Then, before Colonel Anstruther had  rejoined his column, a volley was poured in on them by the farmers, who, emerging from the cover of rocks and trees, had gradually closed round the troops. A vigorous but short resistance followed. The Boers, skilled by long  practice in marking their most cherished enemies, picked off the officers one by one. Seven out of nine dropped to their guns, while a perpetual hailstorm of bullets beat over men, women1 and waggons. In a few minutes so many were  disabled that the Colonel, himself mortally wounded had to surrender. Out of the party 56 were killed and 101 wounded. One of these was a woman.

A great deal was said at the time by British sympathisers of the kindness of the Boers to the prisoners and wounded of their antagonists; but the  opinions of Mr. Rider Haggard and Sir Owen Lanyon are worth considering. The former, in writing of this engagement, says that "after the fight Conductor Egerton, with a sergeant, was allowed to walk into Pretoria to obtain  medical assistance, the Boers refusing to give him a horse, or even allow him to use his own. . . . I may mention that a Zulu driver, who was with the rear-guard, and escaped into Natal, stated that the Boers shot all the wounded  men who formed that body. His statement was to a certain extent borne out by the evidence of one of the survivors, who stated that all the bodies found in that part of the field, nearly three-quarters of a mile away from the head  of the column, had a bullet-hole through the head or breast, in addition to their other wounds." The Administrator of the Transvaal in Council thus comments on the occurrence in an official minute: "The surrounding and  gradual hemming in under a flag of truce of a force, and the selection of spots from which to direct their fire, as in the case of the unprovoked attack of the rebels upon Colonel Anstruther's force, is a proceeding of which very  few like incidents can be mentioned in the annals of civilised warfare."

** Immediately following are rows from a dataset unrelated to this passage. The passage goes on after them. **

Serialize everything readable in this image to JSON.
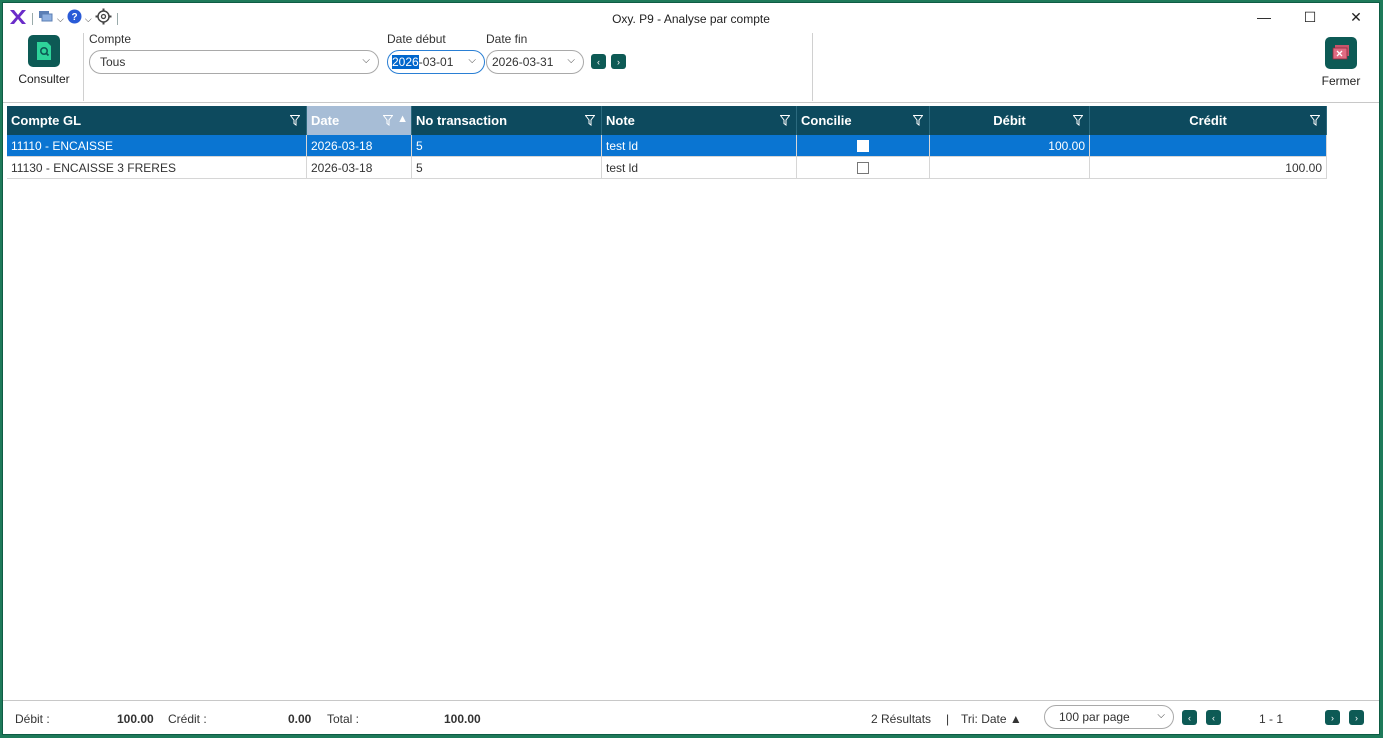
{
  "window": {
    "title": "Oxy. P9 - Analyse par compte",
    "controls": {
      "minimize": "—",
      "maximize": "☐",
      "close": "✕"
    }
  },
  "ribbon": {
    "consult_label": "Consulter",
    "close_label": "Fermer",
    "compte_label": "Compte",
    "compte_value": "Tous",
    "date_debut_label": "Date début",
    "date_debut_year": "2026",
    "date_debut_rest": "-03-01",
    "date_fin_label": "Date fin",
    "date_fin_value": "2026-03-31",
    "prev_arrow": "‹",
    "next_arrow": "›"
  },
  "grid": {
    "columns": [
      {
        "label": "Compte GL"
      },
      {
        "label": "Date"
      },
      {
        "label": "No transaction"
      },
      {
        "label": "Note"
      },
      {
        "label": "Concilie"
      },
      {
        "label": "Débit"
      },
      {
        "label": "Crédit"
      }
    ],
    "sort_arrow": "▲",
    "rows": [
      {
        "compte": "11110 - ENCAISSE",
        "date": "2026-03-18",
        "no": "5",
        "note": "test ld",
        "concilie": false,
        "debit": "100.00",
        "credit": "",
        "selected": true
      },
      {
        "compte": "11130 - ENCAISSE 3 FRERES",
        "date": "2026-03-18",
        "no": "5",
        "note": "test ld",
        "concilie": false,
        "debit": "",
        "credit": "100.00",
        "selected": false
      }
    ]
  },
  "footer": {
    "debit_label": "Débit :",
    "debit_value": "100.00",
    "credit_label": "Crédit :",
    "credit_value": "0.00",
    "total_label": "Total :",
    "total_value": "100.00",
    "results": "2 Résultats",
    "divider": "|",
    "sort_label": "Tri: Date",
    "sort_arrow": "▲",
    "per_page": "100 par page",
    "page_range": "1 - 1",
    "first": "‹",
    "prev": "‹",
    "next": "›",
    "last": "›"
  },
  "colors": {
    "accent": "#0d5a55",
    "header": "#0d4a5e",
    "selected_row": "#0a75d2",
    "frame": "#1e7a5a"
  }
}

Sir Owen Lanyon, writing from the scene of action in Pretoria, says-" The Boers were very clever in being kind to our wounded soldiers, for they  well knew that such action would obtain sympathy at home. But where it was impossible for their deeds to become known their conduct was far from creditable to them. Poor Clarke and Raaf were kept for two months in a dark room, and  were only allowed out twice for exercise. Barlow was robbed of everything, and only left the clothes he stood in. A Hollander, who is secretary to Cronj6 at Potchefstrom, is still wearing the rings of poor Captain Falls, who was  shot. Englishmen have been murdered, flogged, and robbed of everything. The Boers at Potchefstrom forced the prisoners of war to dig their trenches, and some were shot from the Fort while so employed. Woite and Van der Linden were  shot as spies, because they had been in the Boer camp and left it some days before they proclaimed the Republic. Carolus, a Cape boy, was shot by Boer court-martial because he left the Fort when food became scarce. A white man and  nine natives were similarly shot without any trial. Explosive bullets were used, notwithstanding that Colonel Winsloe pointed out to the Boer leader in a letter that such was against the rules of war."

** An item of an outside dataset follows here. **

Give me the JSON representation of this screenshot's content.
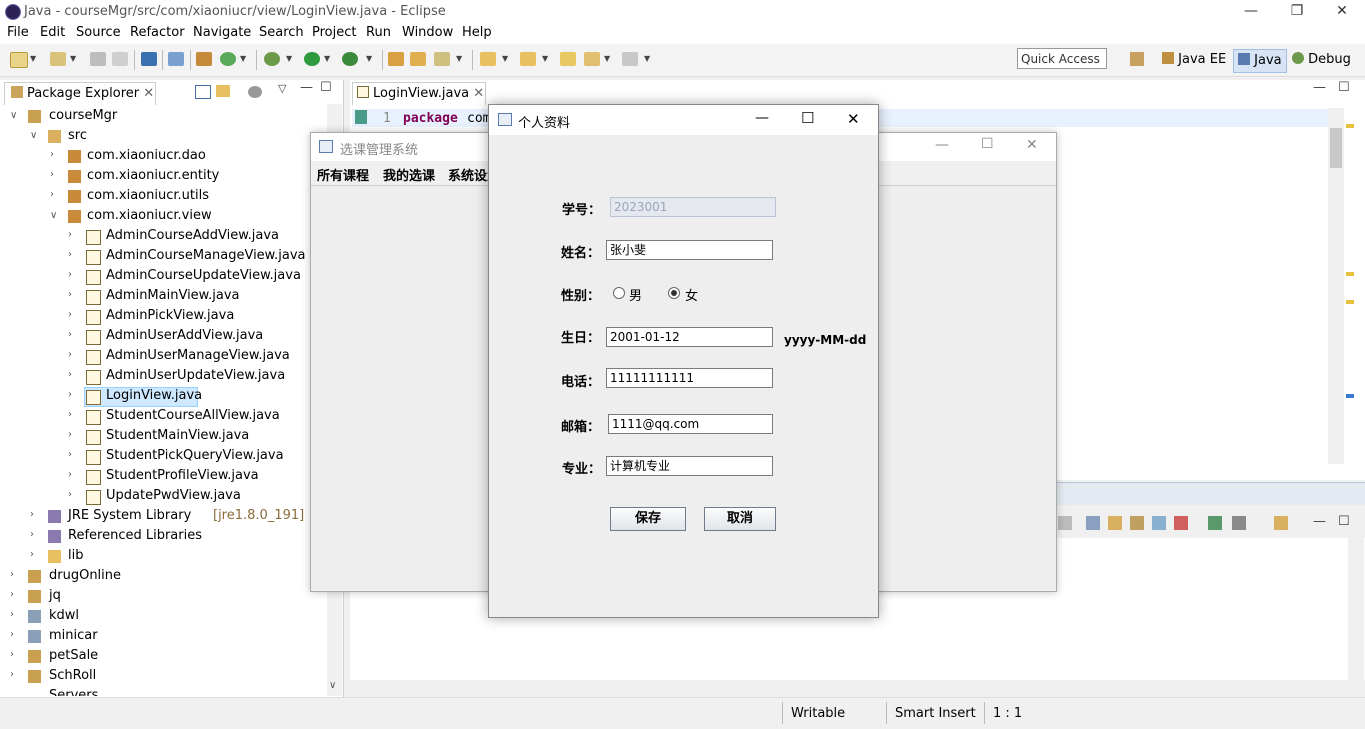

There is ample  evidence that acts of treachery and barbarity similar to and worse than those mentioned by Colonel Lanyon were perpetrated by the insurgents.